## WHAT NEEDS TO BE DONE
Copy each line of the data below, character for character.

::: INFORMATION :::

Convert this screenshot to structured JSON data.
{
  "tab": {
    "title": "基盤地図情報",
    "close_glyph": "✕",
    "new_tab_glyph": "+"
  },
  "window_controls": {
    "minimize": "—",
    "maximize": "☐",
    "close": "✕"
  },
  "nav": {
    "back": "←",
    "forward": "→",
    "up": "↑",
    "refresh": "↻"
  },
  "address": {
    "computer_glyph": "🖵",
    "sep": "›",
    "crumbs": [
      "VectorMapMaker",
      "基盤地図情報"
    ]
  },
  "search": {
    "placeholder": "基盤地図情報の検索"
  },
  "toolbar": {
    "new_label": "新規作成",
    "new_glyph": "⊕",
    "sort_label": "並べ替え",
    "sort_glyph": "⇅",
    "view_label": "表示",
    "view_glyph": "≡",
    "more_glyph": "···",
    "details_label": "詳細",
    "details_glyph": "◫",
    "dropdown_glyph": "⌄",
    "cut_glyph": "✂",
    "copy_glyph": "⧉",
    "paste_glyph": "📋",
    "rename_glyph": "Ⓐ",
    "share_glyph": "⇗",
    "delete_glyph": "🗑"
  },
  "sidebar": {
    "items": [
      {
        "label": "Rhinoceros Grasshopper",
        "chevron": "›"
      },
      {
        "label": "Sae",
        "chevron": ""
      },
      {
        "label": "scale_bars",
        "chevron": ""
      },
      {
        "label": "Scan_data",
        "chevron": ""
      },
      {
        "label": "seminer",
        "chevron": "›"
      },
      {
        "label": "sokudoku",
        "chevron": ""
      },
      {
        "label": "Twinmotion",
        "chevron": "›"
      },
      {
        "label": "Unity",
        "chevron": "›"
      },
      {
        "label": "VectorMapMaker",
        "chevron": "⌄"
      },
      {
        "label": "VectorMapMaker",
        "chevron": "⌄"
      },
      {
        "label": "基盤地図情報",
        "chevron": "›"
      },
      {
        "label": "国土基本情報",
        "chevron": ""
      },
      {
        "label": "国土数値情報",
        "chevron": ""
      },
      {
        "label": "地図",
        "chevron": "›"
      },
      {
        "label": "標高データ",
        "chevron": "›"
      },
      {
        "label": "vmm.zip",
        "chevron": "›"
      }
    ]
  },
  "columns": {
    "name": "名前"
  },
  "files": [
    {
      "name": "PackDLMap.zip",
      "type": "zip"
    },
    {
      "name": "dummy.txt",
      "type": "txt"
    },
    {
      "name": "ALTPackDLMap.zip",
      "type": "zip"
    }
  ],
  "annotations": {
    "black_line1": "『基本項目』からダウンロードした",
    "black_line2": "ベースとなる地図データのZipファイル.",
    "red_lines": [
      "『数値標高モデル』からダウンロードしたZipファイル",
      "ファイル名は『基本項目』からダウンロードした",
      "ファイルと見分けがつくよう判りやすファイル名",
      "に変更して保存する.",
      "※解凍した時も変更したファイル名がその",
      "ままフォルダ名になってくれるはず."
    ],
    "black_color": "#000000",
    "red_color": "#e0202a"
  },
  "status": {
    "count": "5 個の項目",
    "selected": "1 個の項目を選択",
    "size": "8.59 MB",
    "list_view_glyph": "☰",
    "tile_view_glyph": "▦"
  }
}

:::

## EXERCISE ANSWER
Convert this screenshot to structured JSON data.
{
  "tab": {
    "title": "基盤地図情報",
    "close_glyph": "✕",
    "new_tab_glyph": "+"
  },
  "window_controls": {
    "minimize": "—",
    "maximize": "☐",
    "close": "✕"
  },
  "nav": {
    "back": "←",
    "forward": "→",
    "up": "↑",
    "refresh": "↻"
  },
  "address": {
    "computer_glyph": "🖵",
    "sep": "›",
    "crumbs": [
      "VectorMapMaker",
      "基盤地図情報"
    ]
  },
  "search": {
    "placeholder": "基盤地図情報の検索"
  },
  "toolbar": {
    "new_label": "新規作成",
    "new_glyph": "⊕",
    "sort_label": "並べ替え",
    "sort_glyph": "⇅",
    "view_label": "表示",
    "view_glyph": "≡",
    "more_glyph": "···",
    "details_label": "詳細",
    "details_glyph": "◫",
    "dropdown_glyph": "⌄",
    "cut_glyph": "✂",
    "copy_glyph": "⧉",
    "paste_glyph": "📋",
    "rename_glyph": "Ⓐ",
    "share_glyph": "⇗",
    "delete_glyph": "🗑"
  },
  "sidebar": {
    "items": [
      {
        "label": "Rhinoceros Grasshopper",
        "chevron": "›"
      },
      {
        "label": "Sae",
        "chevron": ""
      },
      {
        "label": "scale_bars",
        "chevron": ""
      },
      {
        "label": "Scan_data",
        "chevron": ""
      },
      {
        "label": "seminer",
        "chevron": "›"
      },
      {
        "label": "sokudoku",
        "chevron": ""
      },
      {
        "label": "Twinmotion",
        "chevron": "›"
      },
      {
        "label": "Unity",
        "chevron": "›"
      },
      {
        "label": "VectorMapMaker",
        "chevron": "⌄"
      },
      {
        "label": "VectorMapMaker",
        "chevron": "⌄"
      },
      {
        "label": "基盤地図情報",
        "chevron": "›"
      },
      {
        "label": "国土基本情報",
        "chevron": ""
      },
      {
        "label": "国土数値情報",
        "chevron": ""
      },
      {
        "label": "地図",
        "chevron": "›"
      },
      {
        "label": "標高データ",
        "chevron": "›"
      },
      {
        "label": "vmm.zip",
        "chevron": "›"
      }
    ]
  },
  "columns": {
    "name": "名前"
  },
  "files": [
    {
      "name": "PackDLMap.zip",
      "type": "zip"
    },
    {
      "name": "dummy.txt",
      "type": "txt"
    },
    {
      "name": "ALTPackDLMap.zip",
      "type": "zip"
    }
  ],
  "annotations": {
    "black_line1": "『基本項目』からダウンロードした",
    "black_line2": "ベースとなる地図データのZipファイル.",
    "red_lines": [
      "『数値標高モデル』からダウンロードしたZipファイル",
      "ファイル名は『基本項目』からダウンロードした",
      "ファイルと見分けがつくよう判りやすファイル名",
      "に変更して保存する.",
      "※解凍した時も変更したファイル名がその",
      "ままフォルダ名になってくれるはず."
    ],
    "black_color": "#000000",
    "red_color": "#e0202a"
  },
  "status": {
    "count": "5 個の項目",
    "selected": "1 個の項目を選択",
    "size": "8.59 MB",
    "list_view_glyph": "☰",
    "tile_view_glyph": "▦"
  }
}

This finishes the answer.